Simon,

As an American I sense a certain tragic disparity between your advice and the execution of said advice by persons to be found on the street, that is to say, persons found outside of photo shoots and magazine spreads. Nonetheless, I find it easy to believe that you could pull this off, but it seems to be an almost ineffable ability we Americans typically attribute to foreigners (especially Europeans.. sorry if you as a Briton bristle at being grouped in with the Continent) and models.. But more and more men, especially younger men, seem to be paying better attention to fit which is perhaps the one greatest point in style which separates those in the photo spreads from the rest of us. I think your blog is helping to bridge that gap.

Clinton

Simon,

I appreciate your suggestions. I’ve actually been kicking around the idea of bowties for a while now, but, because of my location, good ones are hard to find. When my sewing machine is put back together I’m going to rip apart some thrift-store ties and turn them into bowties.

Also, I just wanted to let you know that I appreciate your attempts to be a little more creative with your sense of style. I think too often men (even those interested in “style”) get caught up in the “rules” and “what goes with what.” I like to see people acknowledging but purposely flaunting those rules. As I see it, style and fashion are supposed to be fun and blue suit, light shirt, dark tie, brown shoes can only be fun so many times before it turns into just more of the same.

Carry on!

Clinton

Easy and Elegant Life

Rugby shirts under our blazers or tweed sportcoats were a winter staple at my secondary school. The shirt was always a button down with a bow or four-in-hand tie. It was a good look and one that works well for weekends, up to a certain age. On weekends at the football game, we would wear a (grey) hooded sweatshirt (no zipper) under the (brown herringbone) tweed jacket and jeans or khakis. LL Bean hinting shoes, no socks, rounded things out.

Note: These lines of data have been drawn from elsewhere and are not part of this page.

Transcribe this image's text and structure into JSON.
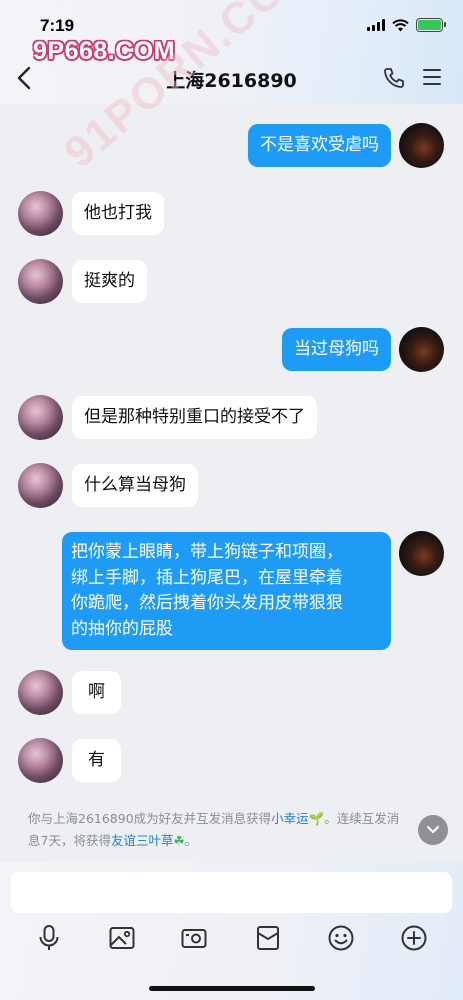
{
  "status": {
    "time": "7:19"
  },
  "watermark": {
    "top": "9P668.COM",
    "diagonal": "91PORN.COM"
  },
  "header": {
    "title": "上海2616890"
  },
  "messages": [
    {
      "side": "right",
      "text": "不是喜欢受虐吗"
    },
    {
      "side": "left",
      "text": "他也打我"
    },
    {
      "side": "left",
      "text": "挺爽的"
    },
    {
      "side": "right",
      "text": "当过母狗吗"
    },
    {
      "side": "left",
      "text": "但是那种特别重口的接受不了"
    },
    {
      "side": "left",
      "text": "什么算当母狗"
    },
    {
      "side": "right",
      "lines": [
        "把你蒙上眼睛，带上狗链子和项圈，",
        "绑上手脚，插上狗尾巴，在屋里牵着",
        "你跪爬，然后拽着你头发用皮带狠狠",
        "的抽你的屁股"
      ]
    },
    {
      "side": "left",
      "text": "啊"
    },
    {
      "side": "left",
      "text": "有"
    }
  ],
  "system_note": {
    "part1": "你与上海2616890成为好友并互发消息获得",
    "link1": "小幸运",
    "part2": "。连续互发消",
    "part3": "息7天，将获得",
    "link2": "友谊三叶草",
    "part4": "。"
  },
  "input": {
    "placeholder": ""
  },
  "toolbar": [
    "microphone-icon",
    "image-icon",
    "camera-icon",
    "red-packet-icon",
    "emoji-icon",
    "plus-icon"
  ],
  "colors": {
    "bubble_right": "#1e9bf5",
    "bubble_left": "#ffffff",
    "background": "#eeeff3",
    "link": "#2a7fd4"
  }
}
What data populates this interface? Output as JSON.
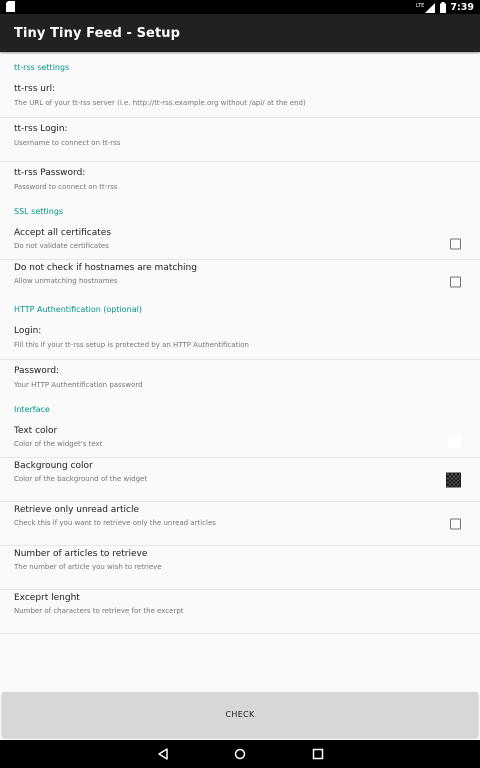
{
  "status_bar": {
    "time": "7:39",
    "lte_label": "LTE"
  },
  "toolbar": {
    "title": "Tiny Tiny Feed - Setup"
  },
  "categories": {
    "ttrss": "tt-rss settings",
    "ssl": "SSL settings",
    "http_auth": "HTTP Authentification (optional)",
    "interface": "Interface"
  },
  "prefs": {
    "url": {
      "title": "tt-rss url:",
      "summary": "The URL of your tt-rss server (i.e. http://tt-rss.example.org without /api/ at the end)"
    },
    "login": {
      "title": "tt-rss Login:",
      "summary": "Username to connect on tt-rss"
    },
    "password": {
      "title": "tt-rss Password:",
      "summary": "Password to connect on tt-rss"
    },
    "accept_certs": {
      "title": "Accept all certificates",
      "summary": "Do not validate certificates",
      "checked": false
    },
    "hostnames": {
      "title": "Do not check if hostnames are matching",
      "summary": "Allow unmatching hostnames",
      "checked": false
    },
    "http_login": {
      "title": "Login:",
      "summary": "Fill this if your tt-rss setup is protected by an HTTP Authentification"
    },
    "http_password": {
      "title": "Password:",
      "summary": "Your HTTP Authentification password"
    },
    "text_color": {
      "title": "Text color",
      "summary": "Color of the widget's text",
      "color": "#ffffff"
    },
    "bg_color": {
      "title": "Backgroung color",
      "summary": "Color of the background of the widget",
      "color": "transparent"
    },
    "unread_only": {
      "title": "Retrieve only unread article",
      "summary": "Check this if you want to retrieve only the unread articles",
      "checked": false
    },
    "num_articles": {
      "title": "Number of articles to retrieve",
      "summary": "The number of article you wish to retrieve"
    },
    "excerpt": {
      "title": "Exceprt lenght",
      "summary": "Number of characters to retrieve for the excerpt"
    }
  },
  "check_button": {
    "label": "CHECK"
  },
  "nav_bar": {
    "icons": [
      "back-icon",
      "home-icon",
      "recents-icon"
    ]
  },
  "colors": {
    "accent": "#009688",
    "toolbar": "#212121",
    "button": "#d6d7d7"
  }
}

Anonymous

“Oxford button-down shirt, bowtie, jeans and hooded sweatshirt”

Oh wow, just imagining that makes me smile. It sounds fantastic but I would never have the balls to pull that off. That said, I am one of the younger men you often refer to who are just discovering an interest in style and feel fairly self-conscious just wearing something slightly different. I can’t wait for the days where this stuff becomes a part of me and I can wear it with nonchalance.

One problem I have is that casual wear is so much more open than formalwear. It’s easier, I think, to produce a smashing combination of suit/shirt/tie because you’re restricted. With casualwear, anything goes and I feel as though this makes it a bit intimidating to experiment as there is a much higher scope for error.